At Alltown Fresh, consumers value variety and a wide range of flavor profiles the most. To enhance the way people eat and shop in c-stores, and to accommodate the market’s adventurous consumer base, the chain has leaned into bold, new flavors that satisfy hunger and cravings.
“LesserEvil Himalayan Salt Paleo Puffs, Hippeas Sriracha Sunrise Chickpea Puffs and Prana Exotic Fruit and Nut Mix are classic go-to’s,” Pratt noted. “Snacks with a fruit influence, such as Barnana Fruit Chips, Mavuno Harvest 100% Organic Dried Fruit and Matt’s Munchies Island Mango Fruit Snacks, have been a recent highlight, with Stretch Island Snacks Fruit Leather being a great option for kids.”
Driven by taste and texture, Pratt predicted, consumers will continue to seek out bold flavor offerings and unique ingredients while shifting toward snacks that serve a purpose. “Demanding snacks that taste good, fill you up and have wellness functions will become the standard for c-store guests, with an emphasis on digestive health and prebiotics,” Pratt said.
Promos & Combos
Two-fers on smaller sizes help increase sales, Fleck said. “We offer a 5-8% discount when we do this, but the promotional signage draws the customers to the deal, which drives those sales.”
In the past, bigger bags did well when promoted, Fleck added, but now consumers are looking for snacks they plan on consuming as part of their lunch, or just to munch. Bundling with cold beverages and roller-grill items show growth, but signage in each of these areas is highly critical to its success. Jackson has found that two-fer deals work well with some salty snack categories, but not with others. Running a two-fer on tube nuts, for example, usually increases take rate and overall units purchased.
“On other hand, with items like chips, popcorn or tortilla chips it does not work as well,” Fleck said.
Cenex expects the share of space for intense flavors and better-for-you varieties to continue to grow in the salty snacks segment.

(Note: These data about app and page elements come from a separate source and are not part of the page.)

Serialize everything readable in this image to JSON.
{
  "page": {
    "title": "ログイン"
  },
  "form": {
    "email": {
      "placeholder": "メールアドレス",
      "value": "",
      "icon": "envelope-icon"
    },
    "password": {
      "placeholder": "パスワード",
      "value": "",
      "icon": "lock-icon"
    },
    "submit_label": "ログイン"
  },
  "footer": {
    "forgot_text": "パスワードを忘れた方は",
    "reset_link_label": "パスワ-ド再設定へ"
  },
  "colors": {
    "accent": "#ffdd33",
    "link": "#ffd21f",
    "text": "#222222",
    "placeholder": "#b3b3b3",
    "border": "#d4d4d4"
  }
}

“Long gone are the days where regular flavors dominate this category, and their multi-facings in the stores will dwindle as each year ticks by,” Fleck predicted. “I can only imagine what the planograms for chip/salty snacks will look like in another five years.”